● Required action
Copy all lines below that use the word "data".

======== Material shown

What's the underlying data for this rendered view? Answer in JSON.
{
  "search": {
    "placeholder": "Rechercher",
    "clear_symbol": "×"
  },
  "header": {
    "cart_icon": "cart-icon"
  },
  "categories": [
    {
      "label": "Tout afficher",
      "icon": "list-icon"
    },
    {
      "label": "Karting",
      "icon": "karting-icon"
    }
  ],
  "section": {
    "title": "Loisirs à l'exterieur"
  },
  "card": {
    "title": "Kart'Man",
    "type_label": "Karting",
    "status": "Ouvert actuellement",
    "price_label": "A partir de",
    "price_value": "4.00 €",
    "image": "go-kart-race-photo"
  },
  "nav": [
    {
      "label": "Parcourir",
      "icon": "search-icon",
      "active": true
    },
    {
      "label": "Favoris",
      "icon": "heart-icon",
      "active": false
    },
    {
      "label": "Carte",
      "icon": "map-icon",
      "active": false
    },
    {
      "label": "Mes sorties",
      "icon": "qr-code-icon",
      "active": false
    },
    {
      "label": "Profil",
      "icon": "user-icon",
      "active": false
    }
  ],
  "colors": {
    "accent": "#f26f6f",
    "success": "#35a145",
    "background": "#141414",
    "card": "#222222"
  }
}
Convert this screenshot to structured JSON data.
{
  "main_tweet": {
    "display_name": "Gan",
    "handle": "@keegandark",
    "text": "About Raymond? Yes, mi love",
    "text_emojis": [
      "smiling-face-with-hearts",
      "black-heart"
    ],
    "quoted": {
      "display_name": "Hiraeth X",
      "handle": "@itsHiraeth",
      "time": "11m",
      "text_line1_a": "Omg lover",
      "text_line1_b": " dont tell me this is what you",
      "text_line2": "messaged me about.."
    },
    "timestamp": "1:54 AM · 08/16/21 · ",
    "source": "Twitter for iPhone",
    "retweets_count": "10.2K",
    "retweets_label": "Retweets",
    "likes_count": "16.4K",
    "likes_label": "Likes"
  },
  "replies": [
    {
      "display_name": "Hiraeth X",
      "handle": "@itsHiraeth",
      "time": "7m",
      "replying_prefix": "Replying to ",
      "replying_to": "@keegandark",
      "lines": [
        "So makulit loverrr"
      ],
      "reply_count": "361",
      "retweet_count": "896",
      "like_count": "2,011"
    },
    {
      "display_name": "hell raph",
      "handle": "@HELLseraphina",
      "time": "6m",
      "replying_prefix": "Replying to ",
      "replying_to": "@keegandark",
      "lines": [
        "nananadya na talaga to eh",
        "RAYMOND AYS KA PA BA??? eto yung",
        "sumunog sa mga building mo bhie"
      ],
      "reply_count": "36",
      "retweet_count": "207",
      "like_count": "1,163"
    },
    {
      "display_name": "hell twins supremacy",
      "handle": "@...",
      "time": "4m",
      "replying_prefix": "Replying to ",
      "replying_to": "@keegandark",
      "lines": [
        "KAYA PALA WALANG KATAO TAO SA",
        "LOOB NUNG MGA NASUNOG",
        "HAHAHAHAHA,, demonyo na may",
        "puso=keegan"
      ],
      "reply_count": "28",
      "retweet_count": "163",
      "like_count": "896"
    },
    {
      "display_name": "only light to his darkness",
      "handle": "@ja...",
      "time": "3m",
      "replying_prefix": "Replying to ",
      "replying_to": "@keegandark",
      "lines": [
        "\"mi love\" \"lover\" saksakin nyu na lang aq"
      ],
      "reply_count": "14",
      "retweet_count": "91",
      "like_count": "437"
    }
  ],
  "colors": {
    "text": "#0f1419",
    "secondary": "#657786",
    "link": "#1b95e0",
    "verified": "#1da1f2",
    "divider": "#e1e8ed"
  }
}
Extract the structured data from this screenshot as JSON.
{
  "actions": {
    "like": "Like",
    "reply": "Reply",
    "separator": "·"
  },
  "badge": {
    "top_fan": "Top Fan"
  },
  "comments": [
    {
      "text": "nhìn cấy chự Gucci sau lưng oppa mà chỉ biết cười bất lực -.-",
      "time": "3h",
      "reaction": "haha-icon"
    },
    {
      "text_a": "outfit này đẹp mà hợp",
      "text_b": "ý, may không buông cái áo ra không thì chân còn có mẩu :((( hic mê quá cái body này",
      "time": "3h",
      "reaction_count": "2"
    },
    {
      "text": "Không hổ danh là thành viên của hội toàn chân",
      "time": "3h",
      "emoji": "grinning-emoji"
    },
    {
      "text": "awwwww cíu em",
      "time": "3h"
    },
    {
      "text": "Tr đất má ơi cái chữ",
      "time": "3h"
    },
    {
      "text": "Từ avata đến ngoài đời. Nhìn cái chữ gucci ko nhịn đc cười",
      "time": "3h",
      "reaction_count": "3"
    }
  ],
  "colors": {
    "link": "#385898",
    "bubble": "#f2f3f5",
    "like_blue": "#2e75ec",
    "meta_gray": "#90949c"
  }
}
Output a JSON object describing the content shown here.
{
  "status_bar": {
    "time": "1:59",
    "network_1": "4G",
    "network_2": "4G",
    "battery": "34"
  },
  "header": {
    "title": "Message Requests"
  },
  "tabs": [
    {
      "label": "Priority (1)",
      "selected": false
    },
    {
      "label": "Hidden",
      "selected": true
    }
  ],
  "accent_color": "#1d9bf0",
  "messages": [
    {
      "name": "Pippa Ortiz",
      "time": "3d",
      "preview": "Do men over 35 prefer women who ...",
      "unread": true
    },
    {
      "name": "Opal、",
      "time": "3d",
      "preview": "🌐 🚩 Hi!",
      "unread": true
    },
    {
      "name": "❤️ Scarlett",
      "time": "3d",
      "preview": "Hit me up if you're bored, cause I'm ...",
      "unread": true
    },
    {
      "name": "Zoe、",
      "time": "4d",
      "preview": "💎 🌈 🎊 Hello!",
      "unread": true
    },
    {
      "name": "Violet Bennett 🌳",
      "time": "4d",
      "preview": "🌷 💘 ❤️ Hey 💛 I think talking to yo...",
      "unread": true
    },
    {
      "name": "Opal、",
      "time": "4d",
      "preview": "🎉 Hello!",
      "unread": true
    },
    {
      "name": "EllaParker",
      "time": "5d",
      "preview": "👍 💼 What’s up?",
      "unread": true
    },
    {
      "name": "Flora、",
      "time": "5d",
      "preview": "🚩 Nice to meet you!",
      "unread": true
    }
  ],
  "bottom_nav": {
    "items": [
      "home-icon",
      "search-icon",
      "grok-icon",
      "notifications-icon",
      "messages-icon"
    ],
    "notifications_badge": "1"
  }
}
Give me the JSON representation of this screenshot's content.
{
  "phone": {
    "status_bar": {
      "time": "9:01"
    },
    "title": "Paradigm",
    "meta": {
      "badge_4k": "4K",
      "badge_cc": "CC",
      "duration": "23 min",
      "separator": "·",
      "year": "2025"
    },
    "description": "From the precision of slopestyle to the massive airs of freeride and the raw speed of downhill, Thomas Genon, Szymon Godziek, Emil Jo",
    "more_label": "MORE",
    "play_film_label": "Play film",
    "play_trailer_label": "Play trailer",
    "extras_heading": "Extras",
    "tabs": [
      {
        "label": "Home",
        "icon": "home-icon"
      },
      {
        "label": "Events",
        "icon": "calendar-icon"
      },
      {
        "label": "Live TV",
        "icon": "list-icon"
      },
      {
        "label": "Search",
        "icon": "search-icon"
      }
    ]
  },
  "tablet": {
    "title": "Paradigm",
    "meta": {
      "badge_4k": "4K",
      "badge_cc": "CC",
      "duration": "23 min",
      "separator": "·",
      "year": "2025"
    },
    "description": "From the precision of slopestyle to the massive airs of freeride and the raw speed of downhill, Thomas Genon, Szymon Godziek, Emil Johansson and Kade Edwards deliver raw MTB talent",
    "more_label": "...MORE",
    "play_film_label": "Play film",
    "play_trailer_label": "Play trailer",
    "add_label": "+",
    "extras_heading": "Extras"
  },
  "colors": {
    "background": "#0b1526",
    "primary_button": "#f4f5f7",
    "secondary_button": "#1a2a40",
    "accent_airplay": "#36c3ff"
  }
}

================

● Your response
What's the underlying data for this rendered view? Answer in JSON.
Convert this screenshot to structured JSON data.
Extract the structured data from this screenshot as JSON.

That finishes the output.